Both have 29 hat-tricks to their name. Messi became the all-time top scorer in the Champions League last month. Ronaldo became the all-time European Championship top scorer last week.
Messi was on target himself last time out too, netting the winner from the penalty spot against Croatia at Upton Park on Wednesday. In their only previous international meeting both men scored – naturally – although it was the brilliant Argentine who got the winner.
That’s been a familiar story over the years. Messi has 12 wins to Ronaldo’s seven with eight drawn games. However, it is the Real Madrid man in the ascendancy right now having won the Ballon d’Or in January and Champions League in May. Real Madrid are even top of La Liga.
Is this a rivalry that’s evolving as both men change their game? Or has the narrative we’ve projected on the two men always been more nuanced than some would suggest? With the help of Spanish football experts Sid Lowe and Guillem Balague, we explore the Messi-Ronaldo dynamic…
"Messi and Ronaldo have really helped to make the narrative that surrounds it crystal clear because it almost is Messi versus Ronaldo. Certainly from a Barcelona point of view, they will tell you that he is home-grown and he's humble but he's brilliant and he wins everything. But he just wins everything because he's brilliant.
"They will then tell you to look at the guy from Real Madrid - they had to spend millions on him and he's arrogant, he's all about himself and he's still not winning everything. That's the Barcelona perspective. The Madrid perspective will say that, yes, they do represent the rivalry because, as usual, the Madrid guy will be presented as the arrogant one. He's the victim of a media that wants to see things in terms of good and bad when it's never that simple.
"I think we've seen the rivalry crystallised in two players and that makes the narrative very powerful and quite seductive as well. Add to that the other thing, that in footballing terms they represent a very different approach. Messi is all about touch, technique and creating space. Ronaldo also has that but is about ambition and drive.
"I think those two players have helped to create something that is seen as almost eternal when, of course, it is not eternal. Once upon a time it was Real Madrid developing their youth players and Barcelona spending millions on players. Barcelona playing the passing football and Real Madrid playing the direct attacking football isn't always true as well. But we have this idea about their identity."
"It’s now clear that Lionel Messi has changed the way he plays the game. He still has the freedom to play wherever he wants, but he has benefited from a greater intensity in training at Barcelona and also from the team being more organised.
"Under Luis Enrique, Barcelona pressure higher up the pitch, they distribute the ball more quickly and there is a lot of movement off the ball. All of that is helping Messi’s decision-making. Previously, he was looking to play around the penalty area and to score goals, but he has now taken a few steps back and you’re more likely to see him in the number 10 position.

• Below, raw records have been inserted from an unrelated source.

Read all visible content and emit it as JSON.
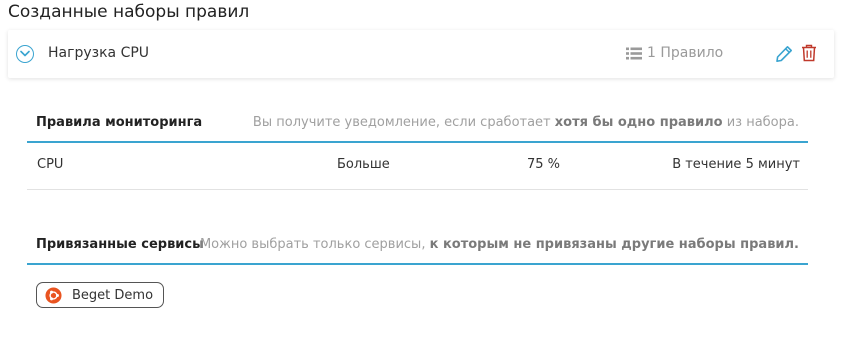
{
  "page_title": "Созданные наборы правил",
  "ruleset": {
    "name": "Нагрузка CPU",
    "rules_count": "1 Правило"
  },
  "monitoring": {
    "title": "Правила мониторинга",
    "hint_before": "Вы получите уведомление, если сработает ",
    "hint_bold": "хотя бы одно правило",
    "hint_after": " из набора."
  },
  "rules": [
    {
      "metric": "CPU",
      "condition": "Больше",
      "value": "75 %",
      "duration": "В течение 5 минут"
    }
  ],
  "services": {
    "title": "Привязанные сервисы",
    "hint_before": "Можно выбрать только сервисы, ",
    "hint_bold": "к которым не привязаны другие наборы правил."
  },
  "linked_services": [
    {
      "name": "Beget Demo",
      "icon": "ubuntu-icon"
    }
  ],
  "colors": {
    "accent": "#3aa4d0",
    "delete": "#c0392b",
    "ubuntu": "#e95420"
  }
}
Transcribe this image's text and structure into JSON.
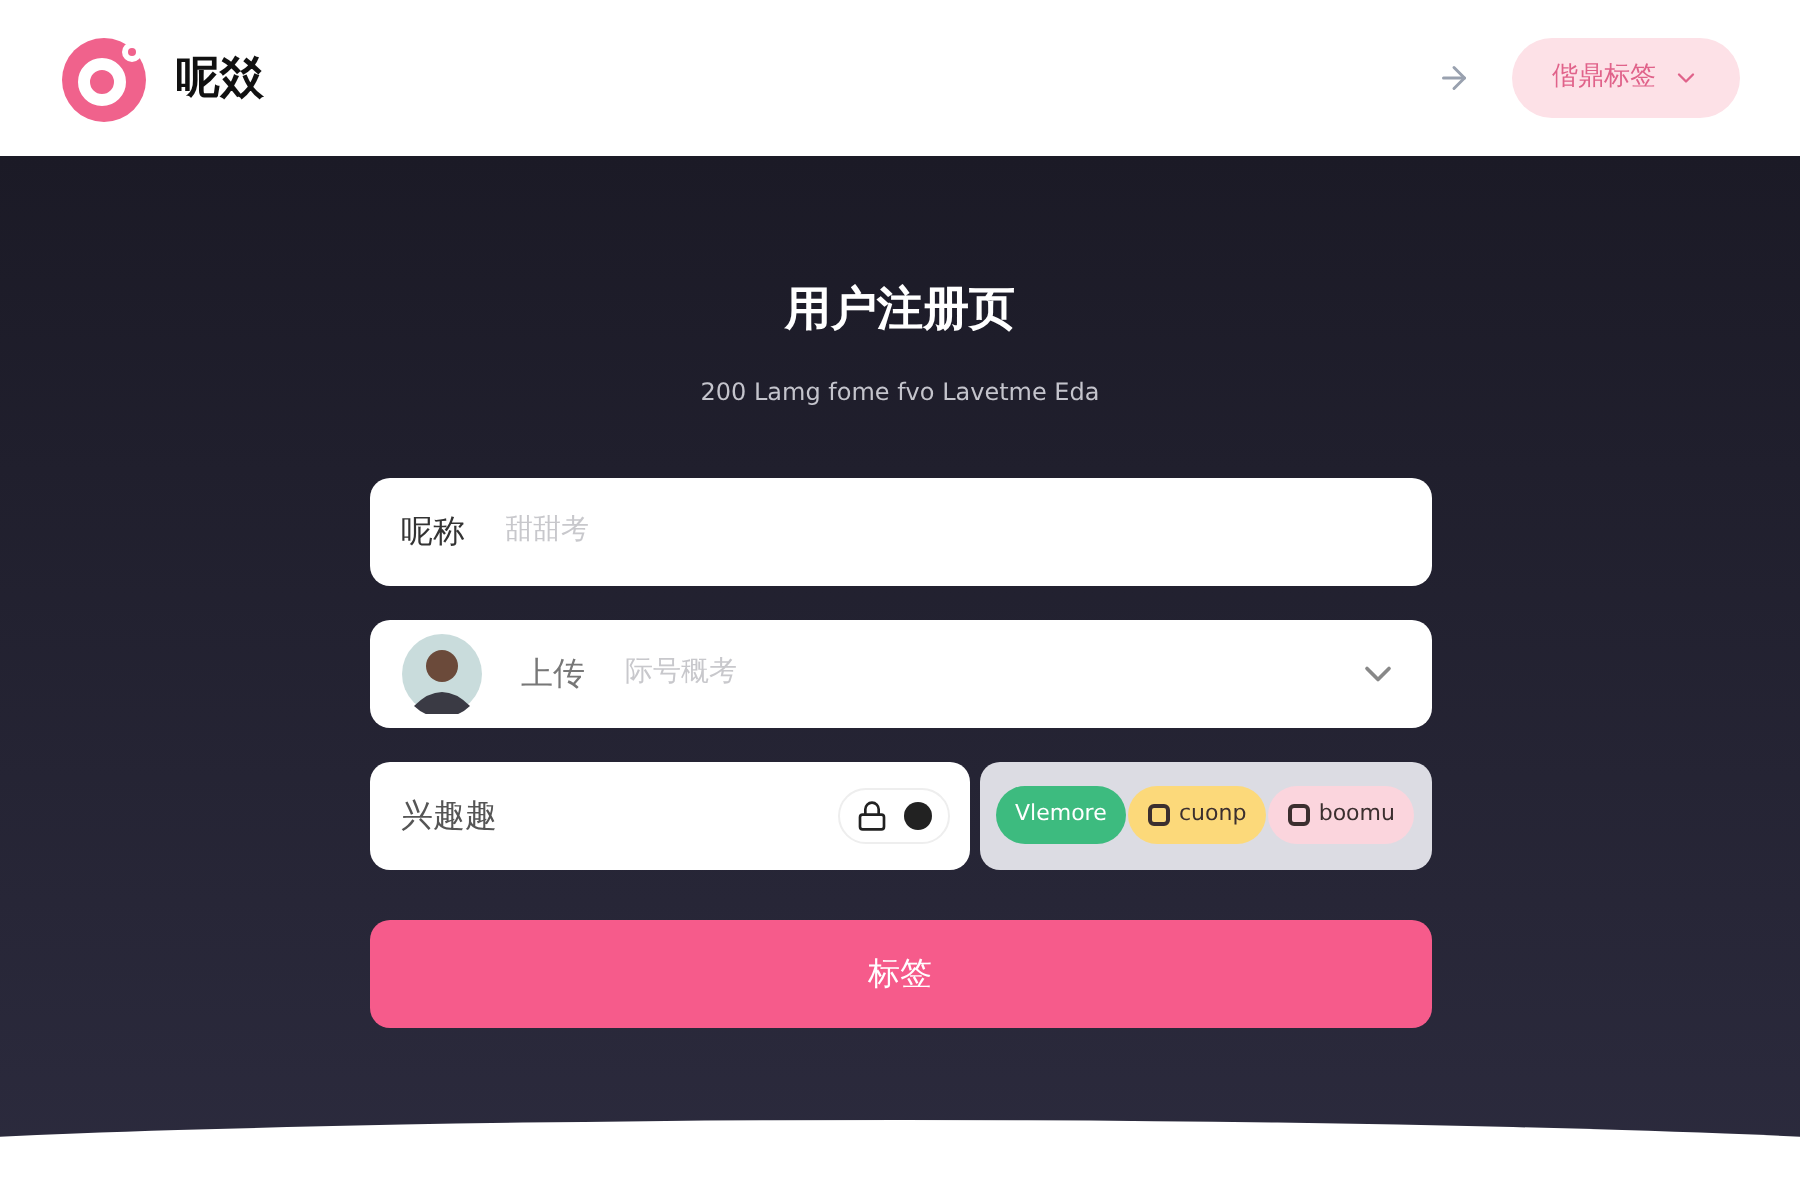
{
  "header": {
    "brand": "呢㸚",
    "language_button": "偕鼎标签"
  },
  "form": {
    "title": "用户注册页",
    "subtitle": "200 Lamg fome fvo Lavetme Eda",
    "nickname": {
      "label": "呢称",
      "placeholder": "甜甜考"
    },
    "avatar": {
      "label": "上传",
      "placeholder": "际号穊考"
    },
    "interests": {
      "label": "兴趣趣",
      "tags": [
        {
          "label": "Vlemore",
          "color": "#3dbb7f",
          "kind": "plain"
        },
        {
          "label": "cuonp",
          "color": "#fcd97a",
          "kind": "icon"
        },
        {
          "label": "boomu",
          "color": "#fbd5dd",
          "kind": "icon"
        }
      ]
    },
    "submit": "标签"
  }
}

"It has taken a while to realise that a 27-year-old body is different to a 21-year-old body. This is an evolution that had been predicted by everybody around him, but he needed to see it and he needed to feel that’s what his body can give him.

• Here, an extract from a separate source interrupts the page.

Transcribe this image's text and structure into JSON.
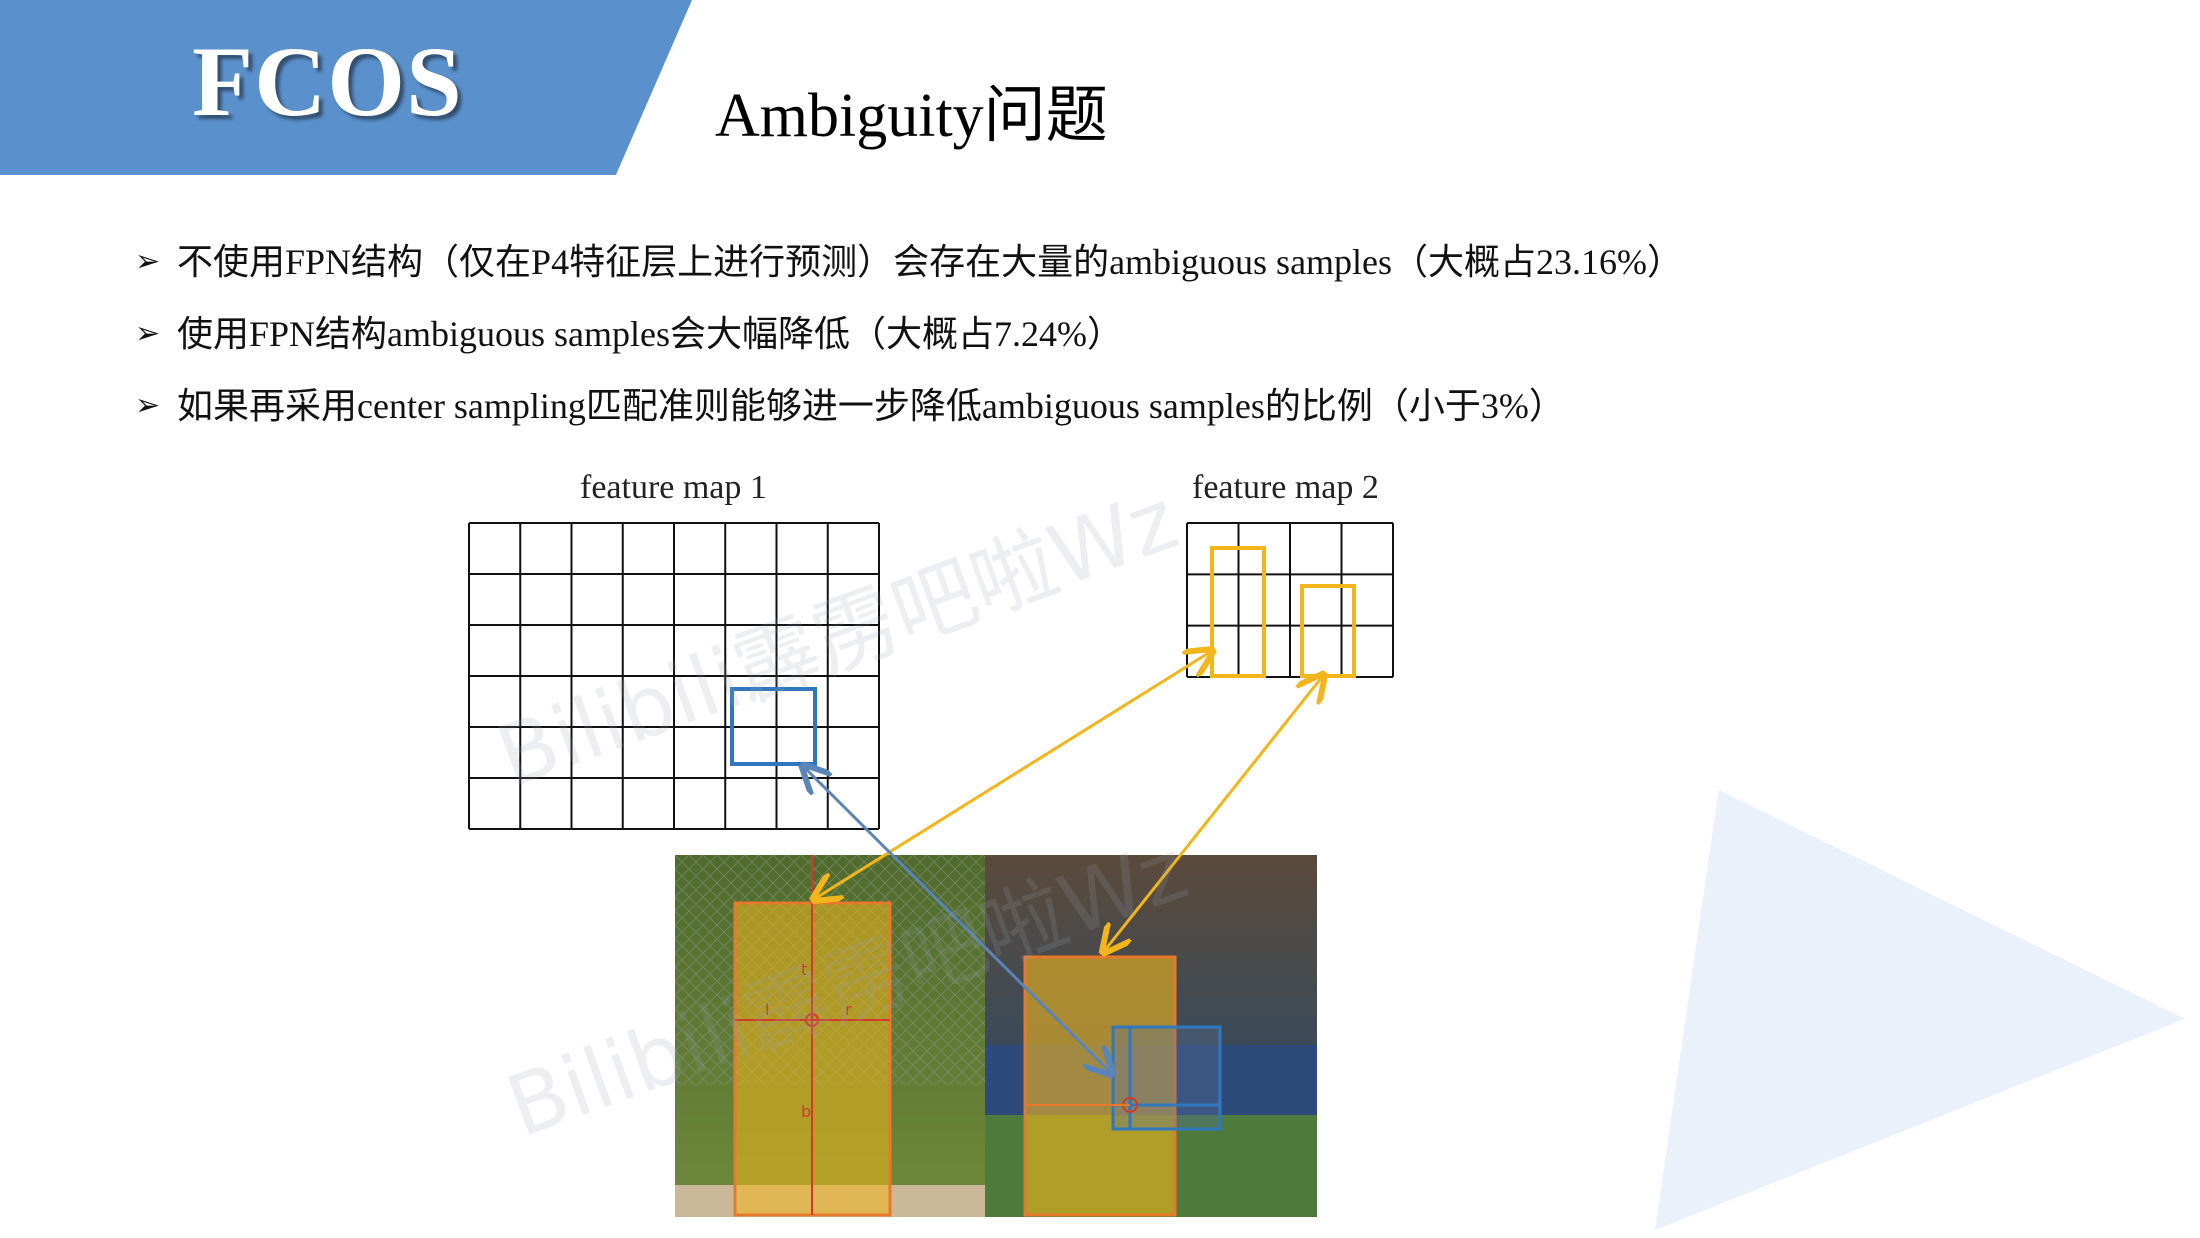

"We are seeing the same situation with Cristiano Ronaldo. We will never again see the winger that we used to see flying down the flanks at Old Trafford or in his first few years at Real Madrid. He is now a player that plays up front with freedom.
"Sometimes he plays on the left wing and lately we have seen him on the right wing a lot, joining in with Gareth Bale. He also plays as a number nine next to Karim Benzema and you also see him dropping deep to play a part in the build-up.
"That’s an evolution from his usual way of playing. We started to see some of those changes last season, but it was partly down to physical problems. Now you can see he has accepted his physical limitations and he is going to change the way he plays."
The contrast is delicious and yet, as Jonathan Liew pointed in the Telegraph recently, the two men arguably have more in common with each other than they do with any other person on the planet. They are two of the greatest players of all time, not only close to the peak of their powers at the same moment, but also playing for rival clubs. It’s national team duty on Tuesday though. And Manchester is in for a treat.